He also briefly joins the Socialist Party of America — believing capitalism to be a main cause of racism, he’d long supported their principles — but resigns his official party membership in 1912 denouncing the racism of party leaders. However, he remains sympathetic to Marxist ideas throughout the rest of his life.


Resigns from the NAACP and The Crisis

Believing the organization and its magazine to be too interested in the “Black bourgeoisie” while ignoring the problems of the masses, Du Bois resigns from both.


Publishes Black Reconstruction in America

His magnum opus — a Marxist interpretation of the years following the American Civil War which saw the reorganization of the Southern states according to the wishes of congress — challenges the prevailing view that Black people were responsible for the failures of the era. In it, he emphasizes the agency of Black people and and sees the period as one rife with potential for a worker-fueled economy to replace the slavery-based plantation economy.

The cover of an edition of Black Reconstruction in America by W.E.B. Du Bois (1935).


Publishes Dusk of Dawn

The title of his second autobiography refers to the hope Du Bois has that Black people are exiting a period of racism and entering a new era of equality. Through autobiographical, historical and sociological lenses, Du Bois uses his own experience and career as a case study to illustrate the complexity of “the race problem.”

Front and back covers of Dusk of Dawn, by W.E.B. Du Bois (1940).


Founds Phylon

Still published today, Du Bois founds this semi-annual peer-reviewed academic journal covering culture from a Black perspective.




Returns to the NAACP

Du Bois rejoins the organization as director of the Department of Special Research. But with the Cold War ramping up, the NAACP wants to distance itself from Communists to protect its reputation (and funding). Du Bois’ continued association with prominent Communists is a liability, and he resigns for a second time in 1948.


Sets his sights on an Encyclopedia Africana

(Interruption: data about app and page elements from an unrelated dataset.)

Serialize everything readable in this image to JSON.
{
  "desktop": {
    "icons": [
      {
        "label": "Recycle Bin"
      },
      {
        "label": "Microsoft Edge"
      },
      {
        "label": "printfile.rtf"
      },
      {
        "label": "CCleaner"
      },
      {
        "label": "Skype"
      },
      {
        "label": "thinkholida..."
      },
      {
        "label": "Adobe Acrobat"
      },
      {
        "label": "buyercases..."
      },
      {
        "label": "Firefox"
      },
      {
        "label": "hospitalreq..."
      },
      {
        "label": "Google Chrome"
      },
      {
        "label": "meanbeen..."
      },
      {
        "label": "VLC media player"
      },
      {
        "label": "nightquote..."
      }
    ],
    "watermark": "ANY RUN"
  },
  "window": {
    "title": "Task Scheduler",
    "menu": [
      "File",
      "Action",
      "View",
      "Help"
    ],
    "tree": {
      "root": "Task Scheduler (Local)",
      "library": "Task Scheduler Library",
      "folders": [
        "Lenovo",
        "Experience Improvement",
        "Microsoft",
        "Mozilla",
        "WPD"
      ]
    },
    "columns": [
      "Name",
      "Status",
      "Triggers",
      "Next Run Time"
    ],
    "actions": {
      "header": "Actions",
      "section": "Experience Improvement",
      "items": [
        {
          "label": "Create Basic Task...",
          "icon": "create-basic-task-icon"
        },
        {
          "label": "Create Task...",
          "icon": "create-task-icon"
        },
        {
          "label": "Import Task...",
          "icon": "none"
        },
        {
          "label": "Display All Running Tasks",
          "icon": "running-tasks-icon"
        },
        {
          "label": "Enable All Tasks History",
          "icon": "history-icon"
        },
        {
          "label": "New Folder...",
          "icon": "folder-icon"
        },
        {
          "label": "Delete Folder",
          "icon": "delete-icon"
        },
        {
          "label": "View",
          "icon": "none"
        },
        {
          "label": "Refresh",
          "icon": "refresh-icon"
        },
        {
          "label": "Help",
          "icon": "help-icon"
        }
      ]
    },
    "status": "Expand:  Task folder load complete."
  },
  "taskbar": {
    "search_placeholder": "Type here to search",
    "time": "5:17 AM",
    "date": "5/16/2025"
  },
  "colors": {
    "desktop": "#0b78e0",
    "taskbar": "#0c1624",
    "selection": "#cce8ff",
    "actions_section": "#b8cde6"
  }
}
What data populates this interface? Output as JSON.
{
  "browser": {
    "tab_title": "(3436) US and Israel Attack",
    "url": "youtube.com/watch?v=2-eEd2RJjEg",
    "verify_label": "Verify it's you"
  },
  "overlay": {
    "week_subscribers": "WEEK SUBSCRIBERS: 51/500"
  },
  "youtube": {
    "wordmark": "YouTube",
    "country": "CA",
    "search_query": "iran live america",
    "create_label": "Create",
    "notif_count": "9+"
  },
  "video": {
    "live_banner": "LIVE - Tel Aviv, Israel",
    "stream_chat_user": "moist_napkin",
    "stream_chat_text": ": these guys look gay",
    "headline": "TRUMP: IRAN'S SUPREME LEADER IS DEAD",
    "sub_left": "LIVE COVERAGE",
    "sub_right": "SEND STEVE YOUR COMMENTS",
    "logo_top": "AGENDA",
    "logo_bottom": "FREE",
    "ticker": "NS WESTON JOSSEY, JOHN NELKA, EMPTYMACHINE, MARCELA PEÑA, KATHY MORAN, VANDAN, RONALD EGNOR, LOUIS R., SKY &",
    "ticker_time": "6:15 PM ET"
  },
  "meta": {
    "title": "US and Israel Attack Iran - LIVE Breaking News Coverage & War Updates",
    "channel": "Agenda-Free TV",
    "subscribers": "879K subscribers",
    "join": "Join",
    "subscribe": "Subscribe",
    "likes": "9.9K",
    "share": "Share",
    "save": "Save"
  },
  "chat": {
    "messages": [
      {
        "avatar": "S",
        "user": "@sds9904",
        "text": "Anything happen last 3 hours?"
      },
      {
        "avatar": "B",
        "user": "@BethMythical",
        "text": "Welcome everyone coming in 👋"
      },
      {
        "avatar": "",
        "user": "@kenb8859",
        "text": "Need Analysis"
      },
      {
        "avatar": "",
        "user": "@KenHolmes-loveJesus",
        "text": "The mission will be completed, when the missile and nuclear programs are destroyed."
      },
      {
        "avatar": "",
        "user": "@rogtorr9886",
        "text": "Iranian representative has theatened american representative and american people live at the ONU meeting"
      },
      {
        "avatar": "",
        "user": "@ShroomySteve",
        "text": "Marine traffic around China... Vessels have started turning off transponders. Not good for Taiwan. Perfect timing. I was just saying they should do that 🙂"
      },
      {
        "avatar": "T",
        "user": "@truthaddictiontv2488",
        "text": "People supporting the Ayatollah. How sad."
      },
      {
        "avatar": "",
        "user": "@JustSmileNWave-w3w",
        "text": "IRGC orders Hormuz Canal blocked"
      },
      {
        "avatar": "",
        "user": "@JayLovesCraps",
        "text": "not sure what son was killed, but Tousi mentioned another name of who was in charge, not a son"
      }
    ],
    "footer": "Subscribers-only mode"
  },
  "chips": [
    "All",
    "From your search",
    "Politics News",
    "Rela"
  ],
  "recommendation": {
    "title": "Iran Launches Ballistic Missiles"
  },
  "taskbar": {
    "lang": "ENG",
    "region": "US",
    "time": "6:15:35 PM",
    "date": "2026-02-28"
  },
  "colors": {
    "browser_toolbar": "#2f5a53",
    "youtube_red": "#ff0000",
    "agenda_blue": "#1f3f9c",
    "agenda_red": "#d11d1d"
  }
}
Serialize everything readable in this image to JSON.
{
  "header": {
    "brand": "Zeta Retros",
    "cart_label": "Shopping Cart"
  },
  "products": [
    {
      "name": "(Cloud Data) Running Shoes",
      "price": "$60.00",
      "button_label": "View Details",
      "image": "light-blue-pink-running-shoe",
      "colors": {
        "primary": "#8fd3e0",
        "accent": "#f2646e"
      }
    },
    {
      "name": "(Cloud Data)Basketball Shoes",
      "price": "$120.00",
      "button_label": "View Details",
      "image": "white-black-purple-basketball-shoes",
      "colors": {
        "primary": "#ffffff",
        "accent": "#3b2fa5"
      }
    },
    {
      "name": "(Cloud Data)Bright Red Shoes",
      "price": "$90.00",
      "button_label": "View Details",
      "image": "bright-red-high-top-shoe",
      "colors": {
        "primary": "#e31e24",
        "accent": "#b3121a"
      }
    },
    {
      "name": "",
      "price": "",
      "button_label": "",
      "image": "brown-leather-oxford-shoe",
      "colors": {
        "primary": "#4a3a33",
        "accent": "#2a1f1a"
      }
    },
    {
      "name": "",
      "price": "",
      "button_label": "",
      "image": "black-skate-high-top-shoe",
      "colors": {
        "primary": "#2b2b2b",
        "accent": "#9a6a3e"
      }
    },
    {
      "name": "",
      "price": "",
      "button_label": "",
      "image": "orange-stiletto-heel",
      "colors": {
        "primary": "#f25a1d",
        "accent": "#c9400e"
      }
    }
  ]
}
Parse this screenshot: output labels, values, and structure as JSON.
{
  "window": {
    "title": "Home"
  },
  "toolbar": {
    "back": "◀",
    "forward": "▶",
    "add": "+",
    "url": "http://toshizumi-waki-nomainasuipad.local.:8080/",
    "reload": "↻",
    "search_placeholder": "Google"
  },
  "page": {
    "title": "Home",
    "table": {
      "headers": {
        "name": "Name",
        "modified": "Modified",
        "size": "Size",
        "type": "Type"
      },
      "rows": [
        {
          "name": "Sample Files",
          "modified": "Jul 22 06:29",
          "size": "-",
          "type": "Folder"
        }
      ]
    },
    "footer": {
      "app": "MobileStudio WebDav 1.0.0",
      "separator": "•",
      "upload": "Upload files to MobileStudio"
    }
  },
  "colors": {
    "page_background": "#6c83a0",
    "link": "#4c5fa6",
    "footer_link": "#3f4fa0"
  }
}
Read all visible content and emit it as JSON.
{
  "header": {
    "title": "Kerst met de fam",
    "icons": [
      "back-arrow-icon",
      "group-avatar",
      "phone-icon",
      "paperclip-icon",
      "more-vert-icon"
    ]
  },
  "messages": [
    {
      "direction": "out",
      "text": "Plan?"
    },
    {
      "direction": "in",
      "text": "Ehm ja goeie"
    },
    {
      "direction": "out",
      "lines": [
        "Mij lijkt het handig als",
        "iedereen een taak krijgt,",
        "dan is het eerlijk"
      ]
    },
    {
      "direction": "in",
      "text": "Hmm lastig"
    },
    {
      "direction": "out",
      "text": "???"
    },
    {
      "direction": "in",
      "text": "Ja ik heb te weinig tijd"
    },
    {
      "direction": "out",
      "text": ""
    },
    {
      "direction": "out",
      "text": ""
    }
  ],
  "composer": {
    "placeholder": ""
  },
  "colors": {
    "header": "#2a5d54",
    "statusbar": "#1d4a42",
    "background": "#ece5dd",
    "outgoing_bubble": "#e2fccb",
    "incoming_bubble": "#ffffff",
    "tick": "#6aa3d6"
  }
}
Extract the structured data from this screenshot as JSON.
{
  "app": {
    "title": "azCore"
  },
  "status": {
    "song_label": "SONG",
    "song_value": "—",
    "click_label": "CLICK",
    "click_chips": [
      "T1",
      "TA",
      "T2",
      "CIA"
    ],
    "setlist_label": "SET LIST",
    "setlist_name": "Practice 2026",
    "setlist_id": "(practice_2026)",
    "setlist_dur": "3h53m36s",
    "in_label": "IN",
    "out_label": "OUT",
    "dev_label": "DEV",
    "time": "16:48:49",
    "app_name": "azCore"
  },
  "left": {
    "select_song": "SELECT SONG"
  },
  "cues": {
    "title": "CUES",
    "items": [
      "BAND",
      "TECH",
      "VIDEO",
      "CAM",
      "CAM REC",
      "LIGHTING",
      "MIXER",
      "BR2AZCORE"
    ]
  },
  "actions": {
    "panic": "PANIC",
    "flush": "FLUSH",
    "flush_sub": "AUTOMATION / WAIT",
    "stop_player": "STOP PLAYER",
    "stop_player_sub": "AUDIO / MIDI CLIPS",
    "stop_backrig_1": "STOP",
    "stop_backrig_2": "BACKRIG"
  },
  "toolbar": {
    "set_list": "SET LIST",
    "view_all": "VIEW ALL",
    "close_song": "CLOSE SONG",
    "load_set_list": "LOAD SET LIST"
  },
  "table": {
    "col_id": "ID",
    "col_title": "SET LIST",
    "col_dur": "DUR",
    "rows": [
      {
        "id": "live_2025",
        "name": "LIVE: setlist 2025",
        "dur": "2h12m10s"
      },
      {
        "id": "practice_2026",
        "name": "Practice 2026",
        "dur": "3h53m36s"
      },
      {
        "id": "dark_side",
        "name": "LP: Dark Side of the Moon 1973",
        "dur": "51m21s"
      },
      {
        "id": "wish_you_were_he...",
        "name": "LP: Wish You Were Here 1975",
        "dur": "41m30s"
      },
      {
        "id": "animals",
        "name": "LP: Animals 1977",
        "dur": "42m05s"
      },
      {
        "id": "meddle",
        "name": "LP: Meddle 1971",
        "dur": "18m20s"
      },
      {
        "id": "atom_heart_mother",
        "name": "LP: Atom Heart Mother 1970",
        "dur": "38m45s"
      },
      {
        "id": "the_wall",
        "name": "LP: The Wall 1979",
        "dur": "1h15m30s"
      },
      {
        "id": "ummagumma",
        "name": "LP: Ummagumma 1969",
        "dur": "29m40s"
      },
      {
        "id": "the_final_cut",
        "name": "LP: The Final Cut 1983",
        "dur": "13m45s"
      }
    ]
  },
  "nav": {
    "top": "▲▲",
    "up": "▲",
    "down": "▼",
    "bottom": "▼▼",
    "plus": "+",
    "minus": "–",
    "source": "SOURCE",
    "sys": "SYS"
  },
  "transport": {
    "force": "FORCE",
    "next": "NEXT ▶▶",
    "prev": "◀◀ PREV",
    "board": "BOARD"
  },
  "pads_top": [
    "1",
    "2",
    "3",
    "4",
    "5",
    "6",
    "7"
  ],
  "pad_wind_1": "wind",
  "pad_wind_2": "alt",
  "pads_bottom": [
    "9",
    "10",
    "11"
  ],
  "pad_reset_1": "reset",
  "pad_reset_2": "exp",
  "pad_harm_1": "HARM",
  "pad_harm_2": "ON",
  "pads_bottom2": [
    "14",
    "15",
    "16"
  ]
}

Du Bois publishes the “Preparatory Volume” of a projected encyclopedia, described by contemporary literary critic and historian Henry Louis Gates, Jr. as “a scientific and comprehensive work on Africa and peoples of African descent that would refute the Enlightenment notion of Black [people] as devoid of civilization and the hallmarks of humanity.”


Targeted, indicted, dismissed

During the 1940s and 50s, Du Bois is targeted by the US government’s anti-Communist McCarthyism campaign for his socialist leanings. As leader of the anti-nuclear Peace Information Center, he’s indicted in 1951 for failure to register an agent of a foreign state, but the case is dismissed when the judge is informed by the defense that “Dr. Albert Einstein has offered to appear as character witness for Dr. Du Bois.”

Letter from Du Bois to Einstein (1951). Special Collections and University Archives, University of Massachusetts Amherst Libraries.


Becomes Communist, moves to Ghana

Incensed by the government’s decision to uphold a key piece of McCarthyism, Du Bois applies to and is accepted as a member of the Communist Party of the United States of America. That same year, he moves to Ghana to begin work on the Encyclopedia Africana. It’s a project he’ll never finish, though Gates, Jr. takes up the mantle and publishes his version in 1999.

Du Bois' letter applying for membership in the Communist Party as published in The Worker (1961). People's World Archives.


Du Bois dies in Ghana

Du Bois dies on on August 27, 1963 — the day before the civil rights March on Washington where Martin Luther King, Jr. deliers his “I Have a Dream” speech. His death is announced at the march by civil rights leader Roy Wilkins, who honors Du Bois with a moment of silence.

The March on Washington, photographed by Warren K. Leffler and colorized by Jordan J. Lloyd (1963). Photo by Unseen Histories on Unsplash.